It turns out our readers aren’t the only ones concerned about The Mummy reboot that Len Wiseman is directing, following his Total Recall remake (which proved a disappointment, both in terms of box office and quality). Universal is determined to keep the 80-year old horror-adventure film franchise going as a cash cow, which is why the studio is taking additional steps to guarantee a decent script.
Jon Spaihts – who penned the Aliens: Engineers script that eventually morphed into Prometheus – was hired to write the new Mummy installment in April of 2012. However, we’re now hearing that Billy Ray (who did credited work on The Hunger Games) is developing a competing script – providing Universal with an alternative choice, in case the studio heads don’t like Spaihts’ version.
Vulture is reporting that Universal wants The Mummy reboot to begin shooting by either late this Summer or early Fall, so it can arrive by Summer 2014. The idea is that by having two different scripts in the works, the studio is “effectively doubling its chances” of a successful outcome; not to mention, taking extra precaution, seeing how Spaihts’ screenwriting resume doesn’t inspire a lot of confidence (case in point: he also penned the critical and financial sci-fi dud The Darkest Hour).

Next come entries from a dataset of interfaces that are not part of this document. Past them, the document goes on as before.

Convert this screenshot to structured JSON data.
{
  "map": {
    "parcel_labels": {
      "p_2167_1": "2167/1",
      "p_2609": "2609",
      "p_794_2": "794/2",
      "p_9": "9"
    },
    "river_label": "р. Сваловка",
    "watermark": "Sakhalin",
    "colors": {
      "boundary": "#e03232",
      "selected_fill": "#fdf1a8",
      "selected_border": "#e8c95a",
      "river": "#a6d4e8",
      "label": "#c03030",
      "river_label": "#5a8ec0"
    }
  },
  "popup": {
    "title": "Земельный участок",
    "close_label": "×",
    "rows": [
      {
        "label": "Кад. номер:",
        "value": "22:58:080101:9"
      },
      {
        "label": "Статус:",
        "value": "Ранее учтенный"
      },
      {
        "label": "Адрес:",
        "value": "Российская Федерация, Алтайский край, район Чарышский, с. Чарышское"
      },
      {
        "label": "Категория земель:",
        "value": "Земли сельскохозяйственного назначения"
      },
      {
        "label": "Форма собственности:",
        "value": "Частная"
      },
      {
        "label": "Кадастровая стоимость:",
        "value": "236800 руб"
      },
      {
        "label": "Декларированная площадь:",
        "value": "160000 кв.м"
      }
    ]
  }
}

Similarly, by revitalizing the profitable Mummy property, Universal is keeping with its announced intent to focus on live-action franchise building. Hence, long stalled or nearly-forgotten projects like a Mummy remake, Jurassic Park IV and a third Conan installment featuring Arnold Schwarzenegger (titled The Legend of Conan) are preparing to start production before the year is out.
Warner Bros. used a similar “competitive screenwriting” approach two years ago, when it hired Craig Brewer (Hustle & Flow, Footloose (2011)) and Adam Cozad (Jack Ryan) to write competing Tarzan scripts; there, it helped, once Brewer’s proposed version failed to come together – and the studio instead attached Harry Potter director David Yates to Cozad’s script, without having to completely start from scratch. Universal should likewise benefit from hedging its bets this way, as a Vulture source puts it:
“My suspicion is that one of them will be a ‘structure-and-body’ man, and one’s going to be a ‘character-and-dialogue’ man — and that they’ll then just gang-bang them together into one script, crediting both writers,” explains our insider, adding that this competitive screenwriting process is rarely used “because credit arbitration is usually a nightmare.”
Indeed, Ray’s known for crafting intelligent drama-thrillers that are very dialogue-and-character oriented (see: Shattered Glass, Breach, State of Play). Meanwhile, Spaights clearly have a talent for devising new spins on old ideas, but he’s not yet proven so great at the execution. In other words, the pair have complimentary strengths and weaknesses, so combining their scripts sounds like a wise decision – and shouldn’t be too difficult, seeing how both versions take place in a modern setting.
More on The Mummy reboot as the story develops.